The Fed needs to return to the days of Volcker and Martin, where they let risk markets go their own way, and focus on the real economy only. They won’t do that, because past Fed easy accomodation has led to a lot of debts, both public and private.
Monetary policy accommodation is “easy going in, but hard going out.” The financial markets now think of low rates and ample liquidity as a birthright, not a temporary accomodation, partially because servicing the debt in a low interest rate environment is a lot easier. It is also partially because rates were so low for so long that expectations have adjusted.
I don’t see how the Fed gets out of this situation. Sitting and waiting, swapping away the long Treasuries would not be the worst idea in the world. But when there is a lot of debt, it tends not to get paid down in a orderly way during a recession.

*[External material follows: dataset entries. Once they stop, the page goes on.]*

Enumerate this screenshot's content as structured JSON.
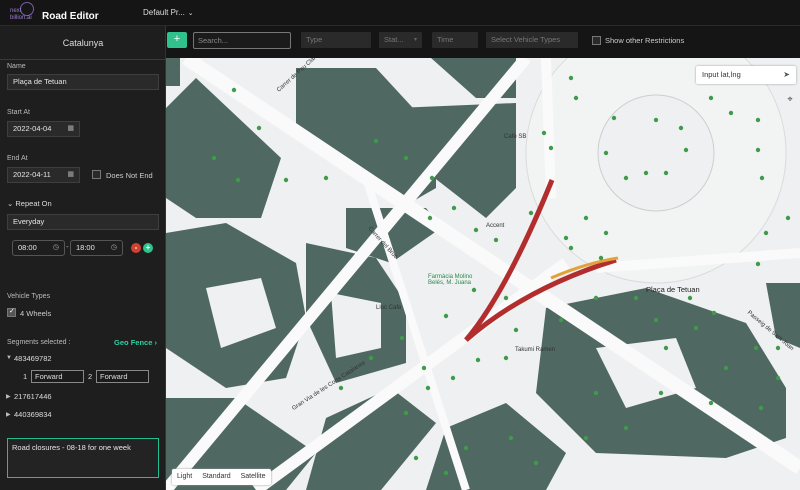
{
  "app": {
    "logo_line1": "next",
    "logo_line2": "billion.ai",
    "title": "Road Editor",
    "project": "Default Pr..."
  },
  "sidebar": {
    "region": "Catalunya",
    "name_label": "Name",
    "name_value": "Plaça de Tetuan",
    "start_label": "Start At",
    "start_value": "2022-04-04",
    "end_label": "End At",
    "end_value": "2022-04-11",
    "does_not_end_label": "Does Not End",
    "repeat_label": "Repeat On",
    "repeat_value": "Everyday",
    "time_from": "08:00",
    "time_separator": "-",
    "time_to": "18:00",
    "vehicle_types_label": "Vehicle Types",
    "vehicle_type": "4 Wheels",
    "segments_label": "Segments selected :",
    "geo_fence_label": "Geo Fence",
    "segments": [
      {
        "id": "483469782",
        "expanded": true
      },
      {
        "id": "217617446",
        "expanded": false
      },
      {
        "id": "440369834",
        "expanded": false
      }
    ],
    "segment_dir1_num": "1",
    "segment_dir1": "Forward",
    "segment_dir2_num": "2",
    "segment_dir2": "Forward",
    "notes": "Road closures - 08-18 for one week"
  },
  "toolbar": {
    "add_label": "+",
    "search_placeholder": "Search...",
    "type_placeholder": "Type",
    "status_placeholder": "Stat...",
    "time_placeholder": "Time",
    "vehicle_placeholder": "Select Vehicle Types",
    "show_other_label": "Show other Restrictions"
  },
  "map": {
    "latlng_placeholder": "Input lat,lng",
    "style_options": [
      "Light",
      "Standard",
      "Satellite"
    ],
    "labels": {
      "carrer_pau": "Carrer de Pau Claris",
      "carrer_bruc": "Carrer del Bruc",
      "placa_tetuan": "Plaça de Tetuan",
      "gran_via": "Gran Via de les Corts Catalanes",
      "passeig": "Passeig de Sant Joan",
      "farmacia": "Farmàcia Molino Belés, M. Juana",
      "lloc_cafe": "Lloc Cafe",
      "takumi": "Takumi Ramen",
      "accent": "Accent",
      "cafe_sb": "Cafè SB"
    },
    "colors": {
      "building": "#4f6862",
      "closure": "#b22e2e",
      "poi": "#3f9a4a",
      "background": "#eef0f1"
    }
  }
}
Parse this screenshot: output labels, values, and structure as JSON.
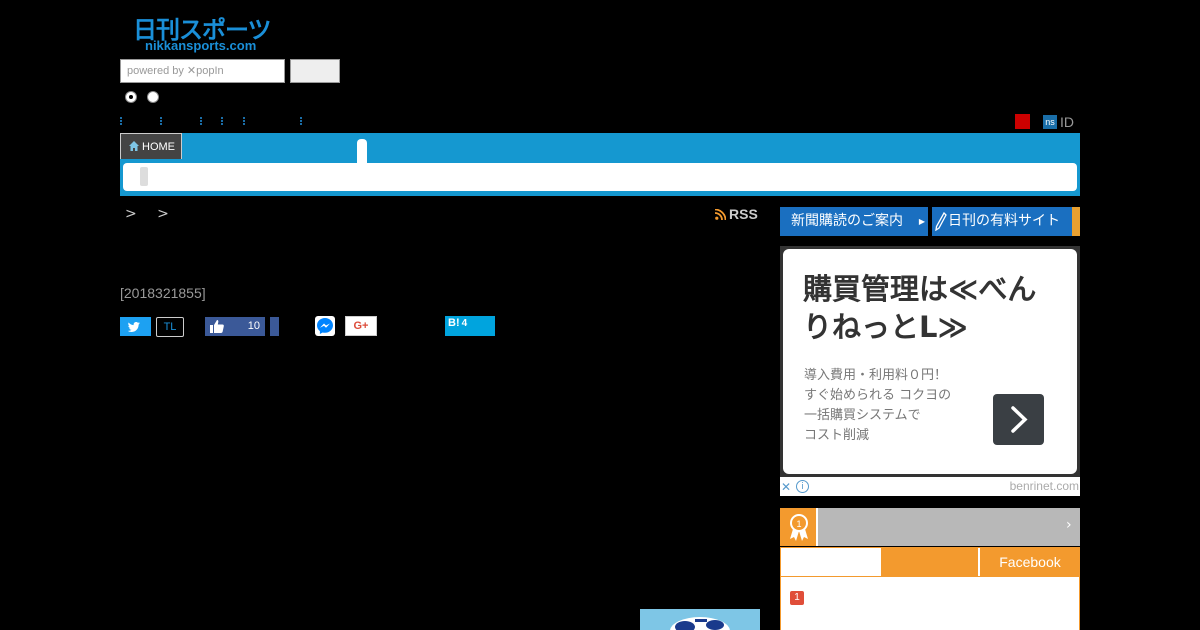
{
  "header": {
    "logo_text": "日刊スポーツ",
    "logo_domain": "nikkansports.com",
    "search": {
      "placeholder": "powered by ✕popIn"
    }
  },
  "account": {
    "ns_badge": "ns",
    "id_label": "ID"
  },
  "nav": {
    "home_label": "HOME"
  },
  "breadcrumb": {
    "text": "> >"
  },
  "rss_label": "RSS",
  "article": {
    "id_text": "[2018321855]"
  },
  "share": {
    "tl_label": "TL",
    "facebook_count": "10",
    "googleplus_label": "G+",
    "hatena_label": "B!",
    "hatena_count": "4"
  },
  "sidebar": {
    "subscription_label": "新聞購読のご案内",
    "paid_sites_label": "日刊の有料サイト",
    "ad": {
      "title": "購買管理は≪べんりねっとL≫",
      "desc_lines": [
        "導入費用・利用料０円！",
        "すぐ始められる コクヨの",
        "一括購買システムで",
        "コスト削減"
      ],
      "domain": "benrinet.com",
      "close": "✕",
      "info": "i"
    },
    "ranking": {
      "chevron": "›",
      "tab_facebook": "Facebook",
      "first_rank": "1"
    }
  },
  "colors": {
    "nav_blue": "#1598d0",
    "ranking_orange": "#f39a2e",
    "button_blue": "#1a6fc0"
  }
}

Defaults will come cheaper by the dozen.
I don’t think avoiding financial fragility at this time is the best long-term option. The banks are in decent shape, despite the repo market. Corporate bonds and loans and low-end consumer loans will bear most of the losses in the next recession. Best to take the hit, and let everyone know that the Fed does not exist to facilitate speculation, but to restrain inflation, and promote labor employment.
Then maybe, post recession, we can get a growing economy, a normal-shaped yield curve, and a less-indebted economy… excluding the indebted US and municipal governments, which truly are hopeless.
Article by David Merkel, The Aleph Blog